Please share the model Krells you are thinking of using in this setup. I'm inclined to think there must be at least two, 2 X channel amps at your disposal of the same exact type and similar age...etc?
The good news is that IME, the B&W D2 and I suspect the D3 have a pretty high power handling capability so that shouldn't be an issue unless you go full crazy mode. I was pushing my "Upper Section" with a Mono amp capable of 575w into 2ohms and the " Lower Section" was pushed with a matching separate amp of the same capability and the speakers never even blinked. My neighbors would have been knocking before the speaker even showed signs of braking a sweat. My balls ran out usually in the 112db range at seated position.
Anyway, based on what I'm hearing regarding the PreAmp at play you may be better served by Bi-Wiring until a more suitable Pre can be obtained. No offense meant by my statement :)
Sorry guys, I have the Krell Chorus 7200. I was going to use 6 of the channels in a bi-amp format for the front three channels.
I am also going to do atmos and therefor will use the other 7 channel amp for all remaining speakers. I looked at the pages in the manual and was wondering if I will lose two channels by going with what auximput stated in his post. I would rather retain those additional channels for additional speaker. I am thinking that the 802s would like the additional power of the biamping. Thoughts?
Thanks for all of your help guys.
The Krell and Marantz are not differentially balanced. The balanced connections are for bragging rights.
From this Krell 7200 datasheet

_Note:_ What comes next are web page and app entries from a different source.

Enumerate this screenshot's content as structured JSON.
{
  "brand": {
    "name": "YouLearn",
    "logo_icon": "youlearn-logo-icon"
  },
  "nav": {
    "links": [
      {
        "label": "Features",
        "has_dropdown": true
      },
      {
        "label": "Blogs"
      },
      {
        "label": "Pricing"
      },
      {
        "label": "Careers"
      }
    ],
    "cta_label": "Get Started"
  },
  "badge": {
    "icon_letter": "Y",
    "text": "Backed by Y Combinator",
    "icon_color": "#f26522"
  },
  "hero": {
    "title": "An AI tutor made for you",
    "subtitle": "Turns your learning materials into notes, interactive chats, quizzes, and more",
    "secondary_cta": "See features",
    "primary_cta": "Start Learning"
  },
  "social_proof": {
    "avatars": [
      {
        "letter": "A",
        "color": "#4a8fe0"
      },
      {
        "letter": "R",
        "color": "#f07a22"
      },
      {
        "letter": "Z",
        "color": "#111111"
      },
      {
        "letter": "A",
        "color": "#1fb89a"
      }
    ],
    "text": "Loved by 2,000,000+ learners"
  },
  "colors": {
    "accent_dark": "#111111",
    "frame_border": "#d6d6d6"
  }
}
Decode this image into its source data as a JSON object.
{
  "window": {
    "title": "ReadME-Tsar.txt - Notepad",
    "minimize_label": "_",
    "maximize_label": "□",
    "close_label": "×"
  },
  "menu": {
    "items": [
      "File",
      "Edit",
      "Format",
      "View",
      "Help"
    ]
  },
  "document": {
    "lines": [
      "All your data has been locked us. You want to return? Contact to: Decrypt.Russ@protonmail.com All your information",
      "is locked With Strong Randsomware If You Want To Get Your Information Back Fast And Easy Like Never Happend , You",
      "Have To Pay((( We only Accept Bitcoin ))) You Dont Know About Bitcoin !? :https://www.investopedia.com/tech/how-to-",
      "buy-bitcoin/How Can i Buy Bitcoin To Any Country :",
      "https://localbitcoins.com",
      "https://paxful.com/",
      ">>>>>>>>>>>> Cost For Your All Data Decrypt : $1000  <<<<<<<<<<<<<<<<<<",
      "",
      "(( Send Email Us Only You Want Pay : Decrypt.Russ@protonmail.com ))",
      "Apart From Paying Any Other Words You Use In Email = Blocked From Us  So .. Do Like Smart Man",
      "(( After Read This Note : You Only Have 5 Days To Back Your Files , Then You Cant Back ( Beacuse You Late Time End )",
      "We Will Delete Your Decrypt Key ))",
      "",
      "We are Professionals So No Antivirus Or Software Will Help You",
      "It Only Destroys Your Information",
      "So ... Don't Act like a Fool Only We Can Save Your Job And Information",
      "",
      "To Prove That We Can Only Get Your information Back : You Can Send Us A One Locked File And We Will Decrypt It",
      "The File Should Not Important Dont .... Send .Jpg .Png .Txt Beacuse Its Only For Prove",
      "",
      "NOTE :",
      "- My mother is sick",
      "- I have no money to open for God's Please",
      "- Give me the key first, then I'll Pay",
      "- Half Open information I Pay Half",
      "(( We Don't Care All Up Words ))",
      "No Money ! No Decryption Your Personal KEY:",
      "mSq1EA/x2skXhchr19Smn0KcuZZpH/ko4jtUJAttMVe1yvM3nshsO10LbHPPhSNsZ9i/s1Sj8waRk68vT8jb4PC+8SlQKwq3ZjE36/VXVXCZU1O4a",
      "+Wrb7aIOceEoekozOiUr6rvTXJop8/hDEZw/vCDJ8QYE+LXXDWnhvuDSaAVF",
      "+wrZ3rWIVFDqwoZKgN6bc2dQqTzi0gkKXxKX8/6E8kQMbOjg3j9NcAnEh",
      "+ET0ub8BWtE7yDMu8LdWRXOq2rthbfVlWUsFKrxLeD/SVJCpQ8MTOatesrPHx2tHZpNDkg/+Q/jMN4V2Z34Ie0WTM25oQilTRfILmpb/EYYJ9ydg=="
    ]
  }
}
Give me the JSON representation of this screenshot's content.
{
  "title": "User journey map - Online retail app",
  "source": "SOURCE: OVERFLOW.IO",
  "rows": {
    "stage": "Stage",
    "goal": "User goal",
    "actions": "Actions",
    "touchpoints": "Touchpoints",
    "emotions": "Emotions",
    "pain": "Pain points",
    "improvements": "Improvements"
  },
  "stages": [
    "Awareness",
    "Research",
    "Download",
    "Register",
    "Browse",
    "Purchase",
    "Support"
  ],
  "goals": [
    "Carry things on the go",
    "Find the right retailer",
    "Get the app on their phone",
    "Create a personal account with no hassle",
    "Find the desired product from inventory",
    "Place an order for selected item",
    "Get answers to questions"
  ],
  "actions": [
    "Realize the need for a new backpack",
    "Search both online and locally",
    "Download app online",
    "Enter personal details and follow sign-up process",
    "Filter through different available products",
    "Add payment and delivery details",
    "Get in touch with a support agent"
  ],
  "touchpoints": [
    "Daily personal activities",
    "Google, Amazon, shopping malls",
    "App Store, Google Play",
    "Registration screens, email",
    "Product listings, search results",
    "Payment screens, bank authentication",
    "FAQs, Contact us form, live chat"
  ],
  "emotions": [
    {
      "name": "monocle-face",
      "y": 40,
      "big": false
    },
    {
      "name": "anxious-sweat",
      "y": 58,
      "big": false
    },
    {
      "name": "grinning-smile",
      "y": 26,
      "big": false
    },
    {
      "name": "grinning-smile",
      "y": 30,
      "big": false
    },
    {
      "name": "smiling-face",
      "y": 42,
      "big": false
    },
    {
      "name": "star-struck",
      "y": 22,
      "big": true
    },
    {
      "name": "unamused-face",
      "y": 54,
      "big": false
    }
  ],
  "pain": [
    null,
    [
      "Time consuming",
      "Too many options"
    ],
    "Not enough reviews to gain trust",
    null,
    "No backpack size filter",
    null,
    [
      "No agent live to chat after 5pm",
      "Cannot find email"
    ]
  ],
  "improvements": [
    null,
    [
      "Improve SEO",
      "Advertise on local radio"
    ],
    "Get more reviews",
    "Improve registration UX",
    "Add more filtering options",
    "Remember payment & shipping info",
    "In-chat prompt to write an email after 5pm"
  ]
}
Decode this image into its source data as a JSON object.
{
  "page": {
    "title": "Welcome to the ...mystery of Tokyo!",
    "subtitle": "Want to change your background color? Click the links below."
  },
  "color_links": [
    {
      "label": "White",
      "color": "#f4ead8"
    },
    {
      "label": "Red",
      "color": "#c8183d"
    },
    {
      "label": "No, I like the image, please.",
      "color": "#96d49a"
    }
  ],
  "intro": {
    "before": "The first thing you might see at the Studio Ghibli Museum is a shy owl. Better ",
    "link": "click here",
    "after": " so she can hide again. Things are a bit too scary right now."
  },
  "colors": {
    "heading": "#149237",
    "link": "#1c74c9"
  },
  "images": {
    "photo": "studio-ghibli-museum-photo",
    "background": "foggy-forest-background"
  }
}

The signal path is fully complementary and balanced. Independent complementary pre-driver and driver stages for the positive and negative output transistors make the output stages extremely fast and linear.
Also, the fact that its balanced input impedance is twice its unbalanced input impedance is very likely indicative of a differentially balanced receiver stage being provided for its XLR inputs. That would be the case even if it did not have a balanced internal signal path.
And as I previously indicated, it can be inferred from the specs on the Marantz that its outputs, or at least most of them, are most likely driven from differentially balanced output stages, regardless of whether or not its internal signal path is differentially balanced.
Therefore, as I said earlier:
... balanced connections between components having unbalanced internal signal paths (and, again, the Krell amps might very well be fully balanced) IMO may sound either better than, worse than, or similar to unbalanced connections, depending on the specific designs.
I looked at the pages in the manual and was wondering if I will lose two channels by going with what auximput stated in his post.
As I interpret the reference Auxinput provided to page 237 of the manual you would be able to configure the Marantz such that you could use two left + right output pairs (for example, Front and Front Wide) for purposes of biamping two speakers. But that would apparently require you to use a splitter for the center channel, as well as requiring you to utilize two pairs of output channels on the Marantz for one pair of front speakers. So I suspect it would be best to use a splitter on all three of the channels that you want to biamp with the Krell. The very high 200K impedance of the Krell’s balanced inputs should minimize or eliminate any downside of using a short splitter at its inputs, in conjunction with a single XLR cable per channel of whatever length is necessary.
I can’t answer the last question, about the likelihood of benefiting from the additional power in this specific case, although I wouldn’t be surprised if it does turn out to provide significant benefit.
Good luck. Regards,